Energy developments impact wildlife and biodiversity through their direct footprints including associated roads, powerlines, and other structures and through additional impacts to wildlife caused by behavioral avoidance of animals to structures or activities. Off-site mitigation offers a means of compensating for impacts, but will only be effective if benefits can be quantified and shown to be equivalent to the impacts. EMRI has been evaluating various programs and metrics for assessing off-site mitigation. NRCS ecological sites provide a classification tool that can be used to evaluate equivalency in ecosystem conditions, and can form the basis of measuring mitigation uplift through habitat improvements at off-site locations measured in comparison to site capabilities. Wildlife impacts and mitigation benefits can be evaluated through changes in habitat quality evaluated using habitat-based species viability assessments at appropriate landscape scales. A mitigation metric system using these methods was evaluated at 7 different locations throughout the sagebrush biome and shown to be an effective tool for quantifying impacts and benefits. These metrics can form an evaluation foundation for use in conservation banking, voluntary offset programs, or similar initiatives. Additional policy questions related to weighting of impacts and transferability of mitigation benefits must be considered before the metrics can be properly applied.

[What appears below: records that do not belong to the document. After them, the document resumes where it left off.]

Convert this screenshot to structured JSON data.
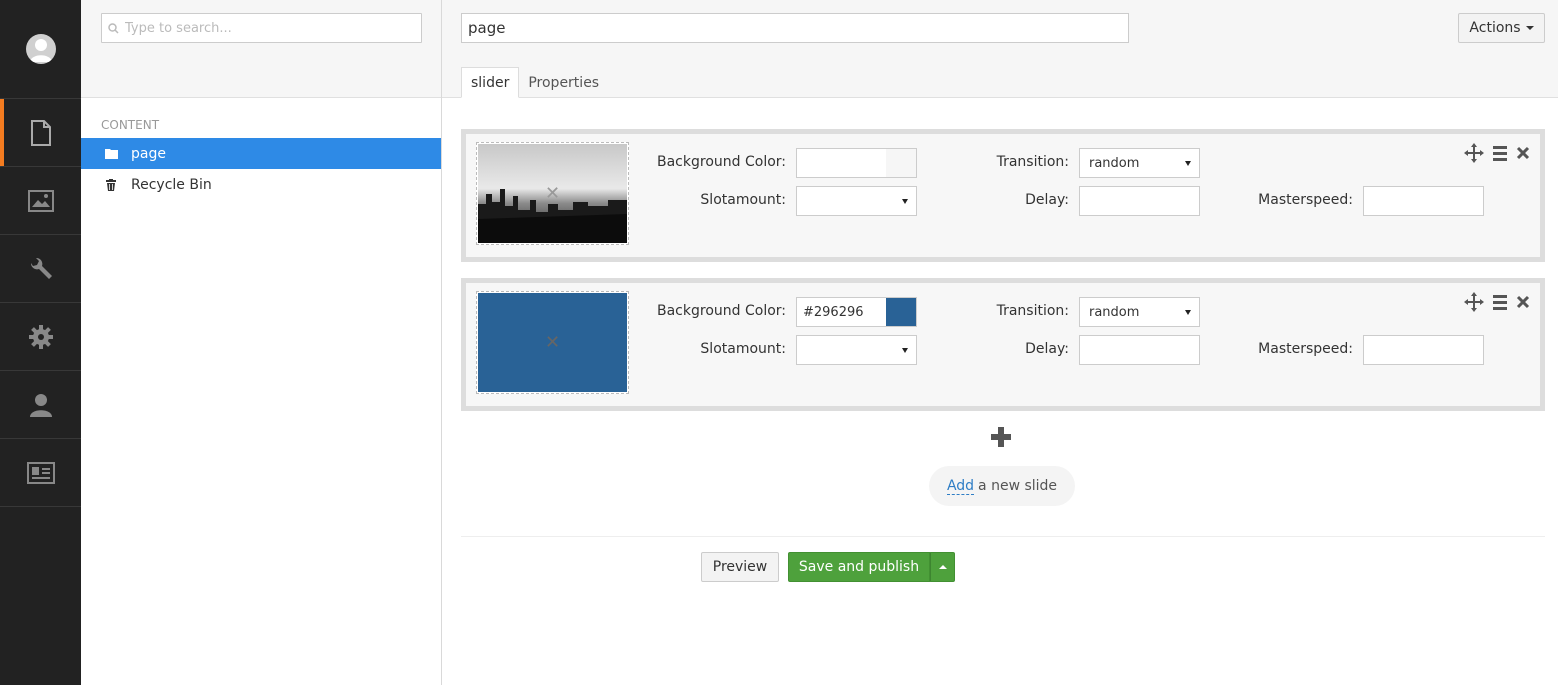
{
  "nav": {
    "items": [
      {
        "icon": "document-icon",
        "active": true
      },
      {
        "icon": "image-icon",
        "active": false
      },
      {
        "icon": "wrench-icon",
        "active": false
      },
      {
        "icon": "gear-icon",
        "active": false
      },
      {
        "icon": "user-icon",
        "active": false
      },
      {
        "icon": "id-card-icon",
        "active": false
      }
    ]
  },
  "tree": {
    "search_placeholder": "Type to search...",
    "section_label": "CONTENT",
    "items": [
      {
        "label": "page",
        "icon": "folder-icon",
        "selected": true
      },
      {
        "label": "Recycle Bin",
        "icon": "trash-icon",
        "selected": false
      }
    ]
  },
  "header": {
    "name_value": "page",
    "actions_label": "Actions",
    "tabs": [
      {
        "label": "slider",
        "active": true
      },
      {
        "label": "Properties",
        "active": false
      }
    ]
  },
  "slides": [
    {
      "image": "city-skyline-photo",
      "background_color_label": "Background Color:",
      "background_color_value": "",
      "swatch_color": "#f6f6f6",
      "transition_label": "Transition:",
      "transition_value": "random",
      "slotamount_label": "Slotamount:",
      "slotamount_value": "",
      "delay_label": "Delay:",
      "delay_value": "",
      "masterspeed_label": "Masterspeed:",
      "masterspeed_value": ""
    },
    {
      "image": "solid-color",
      "thumb_color": "#296296",
      "background_color_label": "Background Color:",
      "background_color_value": "#296296",
      "swatch_color": "#296296",
      "transition_label": "Transition:",
      "transition_value": "random",
      "slotamount_label": "Slotamount:",
      "slotamount_value": "",
      "delay_label": "Delay:",
      "delay_value": "",
      "masterspeed_label": "Masterspeed:",
      "masterspeed_value": ""
    }
  ],
  "add_slide": {
    "link_label": "Add",
    "rest_label": "a new slide"
  },
  "footer": {
    "preview_label": "Preview",
    "save_label": "Save and publish"
  },
  "colors": {
    "nav_bg": "#222222",
    "nav_active_accent": "#f47c20",
    "selected_row": "#2e8ae6",
    "save_green": "#4ea13c",
    "link_blue": "#2e7dc5"
  }
}
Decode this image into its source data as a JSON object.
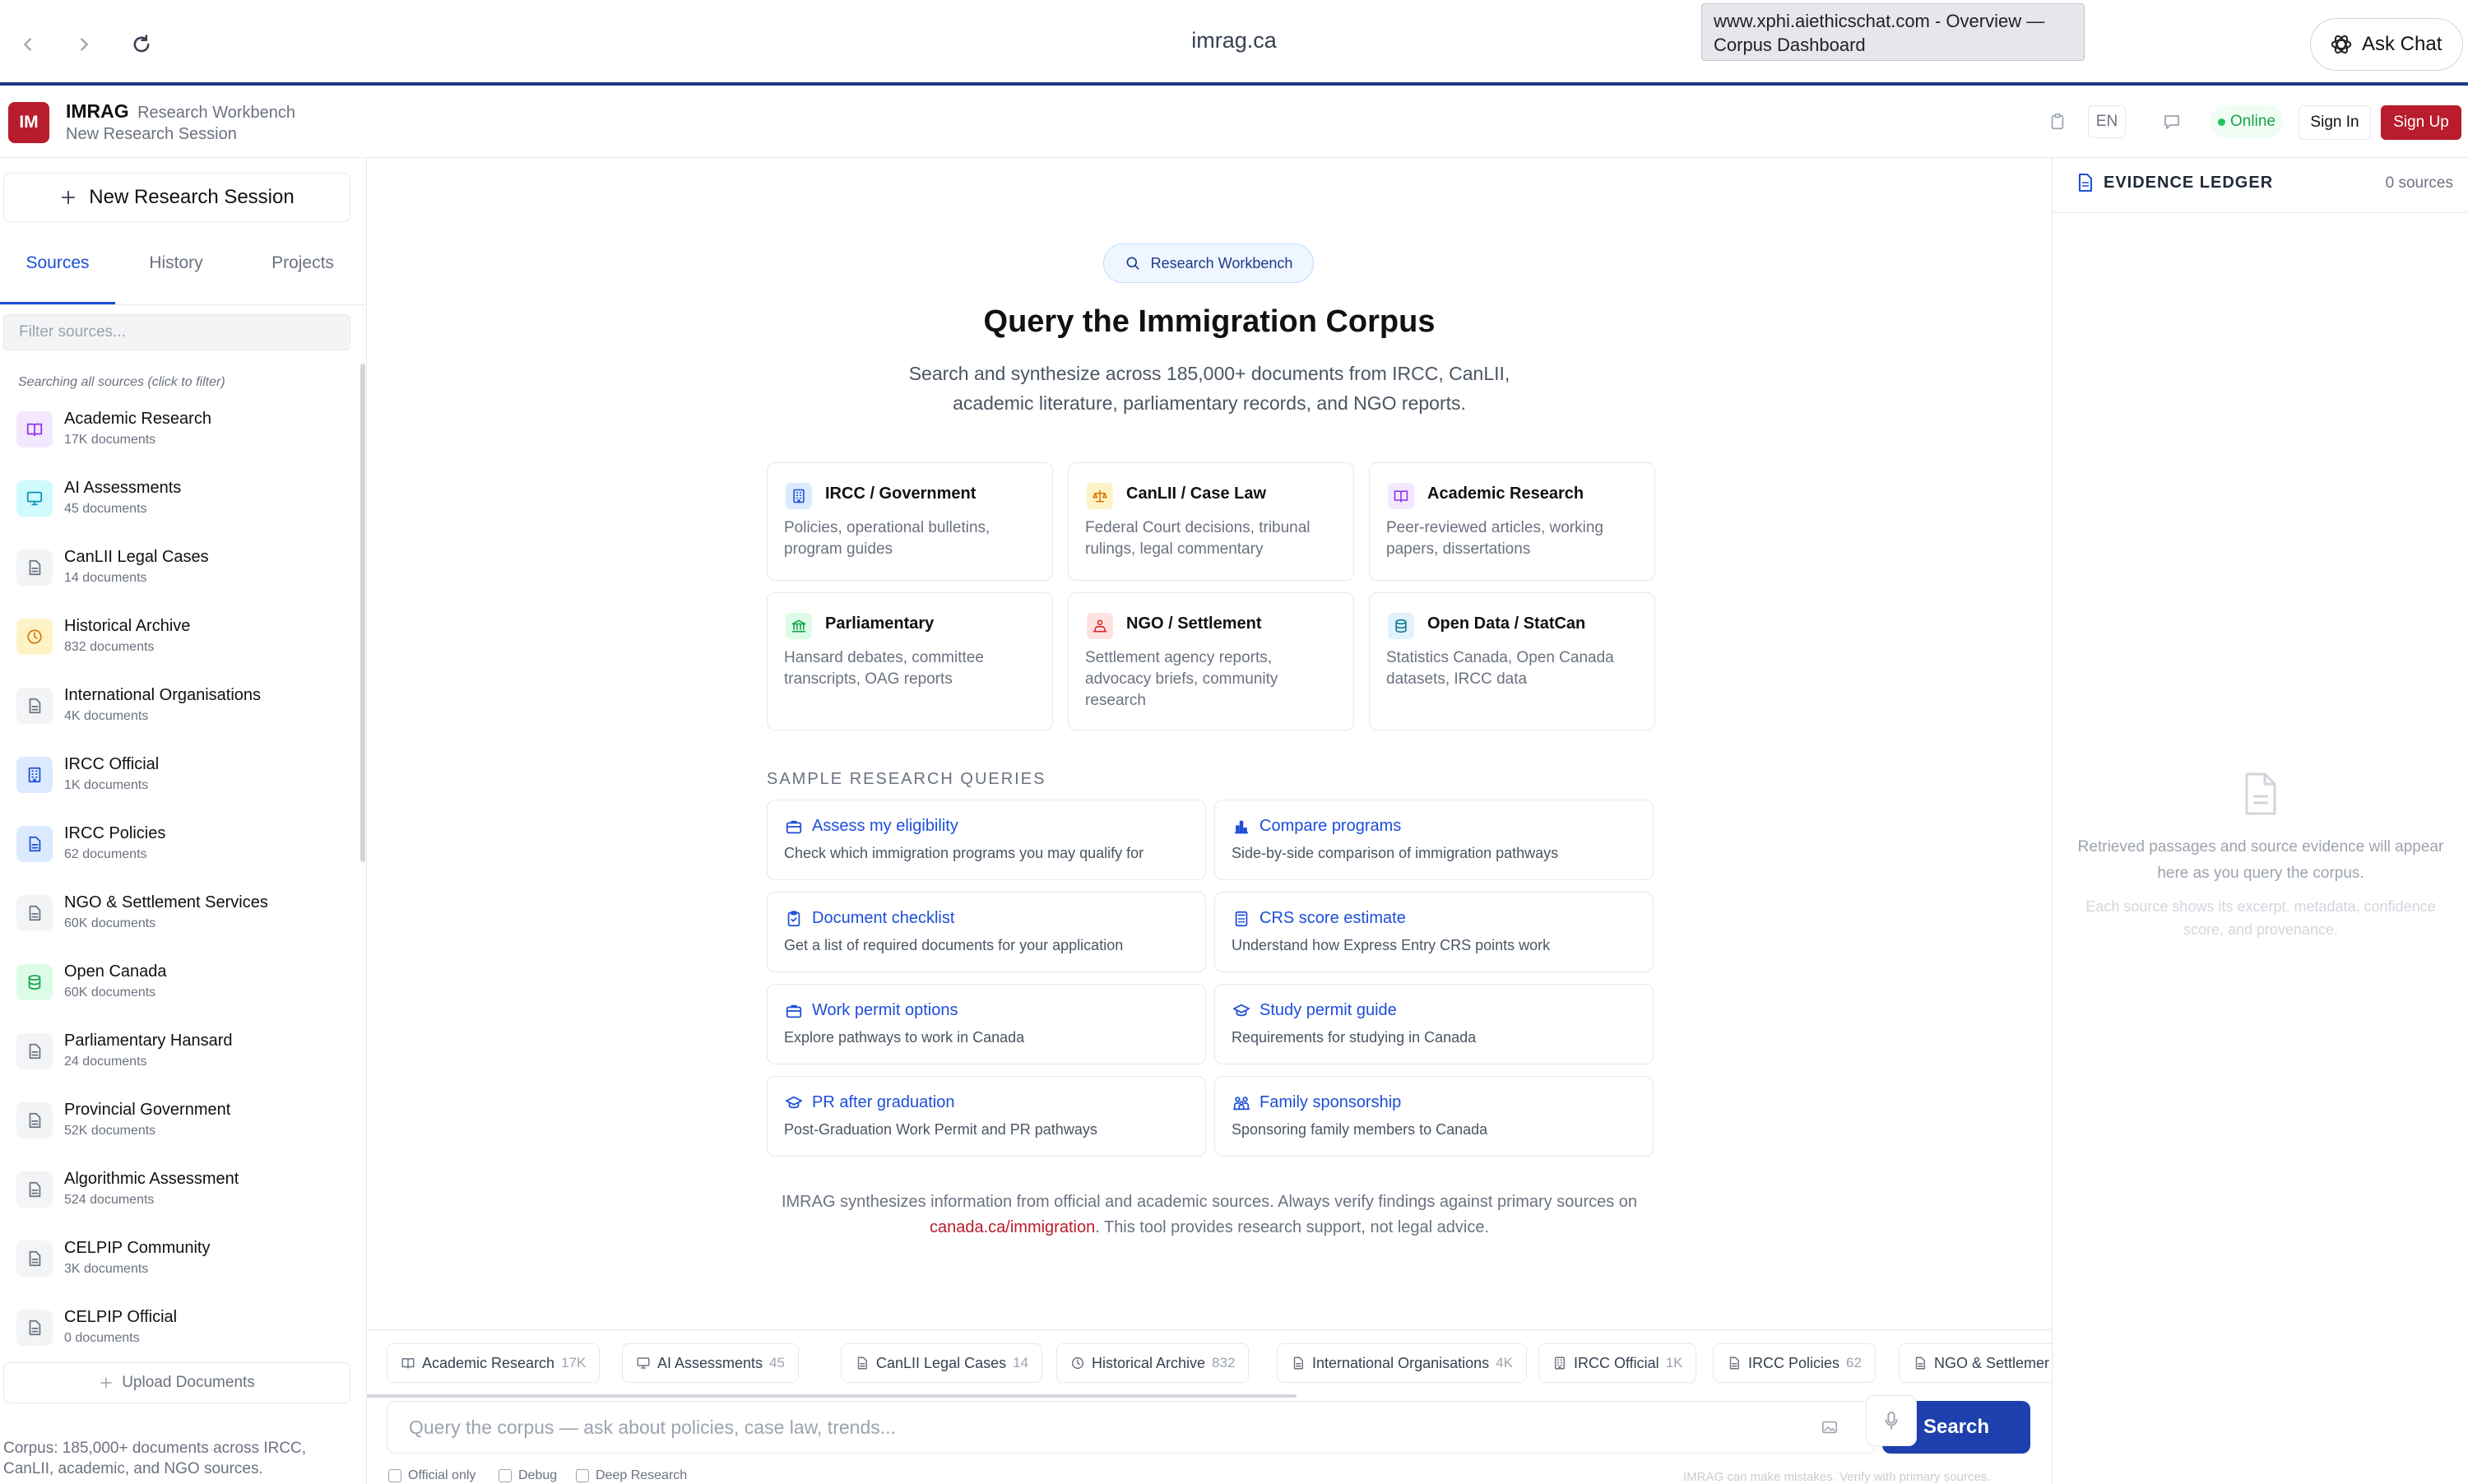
{
  "browser": {
    "url": "imrag.ca",
    "tooltip_line1": "www.xphi.aiethicschat.com - Overview —",
    "tooltip_line2": "Corpus Dashboard",
    "ask_chat_label": "Ask Chat"
  },
  "header": {
    "logo": "IM",
    "brand": "IMRAG",
    "brand_sub": "Research Workbench",
    "session_name": "New Research Session",
    "lang": "EN",
    "status": "Online",
    "sign_in": "Sign In",
    "sign_up": "Sign Up"
  },
  "sidebar": {
    "new_session_label": "New Research Session",
    "tabs": [
      "Sources",
      "History",
      "Projects"
    ],
    "filter_placeholder": "Filter sources...",
    "searching_note": "Searching all sources (click to filter)",
    "sources": [
      {
        "name": "Academic Research",
        "count": "17K documents",
        "icon": "book-icon",
        "color": "#9333ea",
        "bg": "#f3e8ff"
      },
      {
        "name": "AI Assessments",
        "count": "45 documents",
        "icon": "monitor-icon",
        "color": "#0891b2",
        "bg": "#cffafe"
      },
      {
        "name": "CanLII Legal Cases",
        "count": "14 documents",
        "icon": "document-icon",
        "color": "#6b7280",
        "bg": "#f3f4f6"
      },
      {
        "name": "Historical Archive",
        "count": "832 documents",
        "icon": "clock-icon",
        "color": "#d97706",
        "bg": "#fef3c7"
      },
      {
        "name": "International Organisations",
        "count": "4K documents",
        "icon": "document-icon",
        "color": "#6b7280",
        "bg": "#f3f4f6"
      },
      {
        "name": "IRCC Official",
        "count": "1K documents",
        "icon": "building-icon",
        "color": "#1d4ed8",
        "bg": "#dbeafe"
      },
      {
        "name": "IRCC Policies",
        "count": "62 documents",
        "icon": "document-icon",
        "color": "#1d4ed8",
        "bg": "#dbeafe"
      },
      {
        "name": "NGO & Settlement Services",
        "count": "60K documents",
        "icon": "document-icon",
        "color": "#6b7280",
        "bg": "#f3f4f6"
      },
      {
        "name": "Open Canada",
        "count": "60K documents",
        "icon": "database-icon",
        "color": "#16a34a",
        "bg": "#dcfce7"
      },
      {
        "name": "Parliamentary Hansard",
        "count": "24 documents",
        "icon": "document-icon",
        "color": "#6b7280",
        "bg": "#f3f4f6"
      },
      {
        "name": "Provincial Government",
        "count": "52K documents",
        "icon": "document-icon",
        "color": "#6b7280",
        "bg": "#f3f4f6"
      },
      {
        "name": "Algorithmic Assessment",
        "count": "524 documents",
        "icon": "document-icon",
        "color": "#6b7280",
        "bg": "#f3f4f6"
      },
      {
        "name": "CELPIP Community",
        "count": "3K documents",
        "icon": "document-icon",
        "color": "#6b7280",
        "bg": "#f3f4f6"
      },
      {
        "name": "CELPIP Official",
        "count": "0 documents",
        "icon": "document-icon",
        "color": "#6b7280",
        "bg": "#f3f4f6"
      }
    ],
    "upload_label": "Upload Documents",
    "corpus_footer": "Corpus: 185,000+ documents across IRCC, CanLII, academic, and NGO sources."
  },
  "main": {
    "pill_label": "Research Workbench",
    "title": "Query the Immigration Corpus",
    "subtitle_line1": "Search and synthesize across 185,000+ documents from IRCC, CanLII,",
    "subtitle_line2": "academic literature, parliamentary records, and NGO reports.",
    "cards": [
      {
        "title": "IRCC / Government",
        "desc": "Policies, operational bulletins, program guides",
        "icon": "building-icon",
        "color": "#1d4ed8",
        "bg": "#dbeafe"
      },
      {
        "title": "CanLII / Case Law",
        "desc": "Federal Court decisions, tribunal rulings, legal commentary",
        "icon": "scales-icon",
        "color": "#d97706",
        "bg": "#fef3c7"
      },
      {
        "title": "Academic Research",
        "desc": "Peer-reviewed articles, working papers, dissertations",
        "icon": "book-icon",
        "color": "#9333ea",
        "bg": "#f3e8ff"
      },
      {
        "title": "Parliamentary",
        "desc": "Hansard debates, committee transcripts, OAG reports",
        "icon": "landmark-icon",
        "color": "#16a34a",
        "bg": "#dcfce7"
      },
      {
        "title": "NGO / Settlement",
        "desc": "Settlement agency reports, advocacy briefs, community research",
        "icon": "people-icon",
        "color": "#dc2626",
        "bg": "#fee2e2"
      },
      {
        "title": "Open Data / StatCan",
        "desc": "Statistics Canada, Open Canada datasets, IRCC data",
        "icon": "database-icon",
        "color": "#0e7490",
        "bg": "#e0f2fe"
      }
    ],
    "sample_header": "SAMPLE RESEARCH QUERIES",
    "queries": [
      {
        "title": "Assess my eligibility",
        "desc": "Check which immigration programs you may qualify for",
        "icon": "briefcase-icon"
      },
      {
        "title": "Compare programs",
        "desc": "Side-by-side comparison of immigration pathways",
        "icon": "bar-chart-icon"
      },
      {
        "title": "Document checklist",
        "desc": "Get a list of required documents for your application",
        "icon": "clipboard-icon"
      },
      {
        "title": "CRS score estimate",
        "desc": "Understand how Express Entry CRS points work",
        "icon": "calculator-icon"
      },
      {
        "title": "Work permit options",
        "desc": "Explore pathways to work in Canada",
        "icon": "briefcase-icon"
      },
      {
        "title": "Study permit guide",
        "desc": "Requirements for studying in Canada",
        "icon": "graduation-cap-icon"
      },
      {
        "title": "PR after graduation",
        "desc": "Post-Graduation Work Permit and PR pathways",
        "icon": "graduation-cap-icon"
      },
      {
        "title": "Family sponsorship",
        "desc": "Sponsoring family members to Canada",
        "icon": "family-icon"
      }
    ],
    "disclaimer_pre": "IMRAG synthesizes information from official and academic sources. Always verify findings against primary sources on",
    "disclaimer_link": "canada.ca/immigration",
    "disclaimer_post": ". This tool provides research support, not legal advice.",
    "chips": [
      {
        "name": "Academic Research",
        "count": "17K",
        "icon": "book-icon"
      },
      {
        "name": "AI Assessments",
        "count": "45",
        "icon": "monitor-icon"
      },
      {
        "name": "CanLII Legal Cases",
        "count": "14",
        "icon": "document-icon"
      },
      {
        "name": "Historical Archive",
        "count": "832",
        "icon": "clock-icon"
      },
      {
        "name": "International Organisations",
        "count": "4K",
        "icon": "document-icon"
      },
      {
        "name": "IRCC Official",
        "count": "1K",
        "icon": "building-icon"
      },
      {
        "name": "IRCC Policies",
        "count": "62",
        "icon": "document-icon"
      },
      {
        "name": "NGO & Settlemer",
        "count": "",
        "icon": "document-icon"
      }
    ],
    "query_placeholder": "Query the corpus — ask about policies, case law, trends...",
    "search_label": "Search",
    "options": [
      "Official only",
      "Debug",
      "Deep Research"
    ],
    "mistake_note": "IMRAG can make mistakes. Verify with primary sources."
  },
  "evidence": {
    "title": "EVIDENCE LEDGER",
    "count": "0 sources",
    "empty_line1": "Retrieved passages and source evidence will appear here as you query the corpus.",
    "empty_line2": "Each source shows its excerpt, metadata, confidence score, and provenance."
  }
}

Jonathan Haufler, Ecosystem Management Research Institute, P.O. Box 717, Seeley Lake, MT 59868, Jon_Haufler@emri.org

Jonathan Haufler is the Executive Director of the Ecosystem Management Research Institute, an independent non-profit institute located in Montana. Previous positions have included Professor of Wildlife Ecology at Michigan State University and Manger of Wildlife and Ecology Programs for Boise Cascade Corporation. Jon earned a B.S. from the University of New Hampshire, M.S. from Virginia Tech, and a Ph.D. from Colorado State University, all in wildlife biology. He is a certified wildlife biologist and is President-Elect of The Wildlife Society.

http://digitalcommons.usu.edu/rtw/2012/october30/5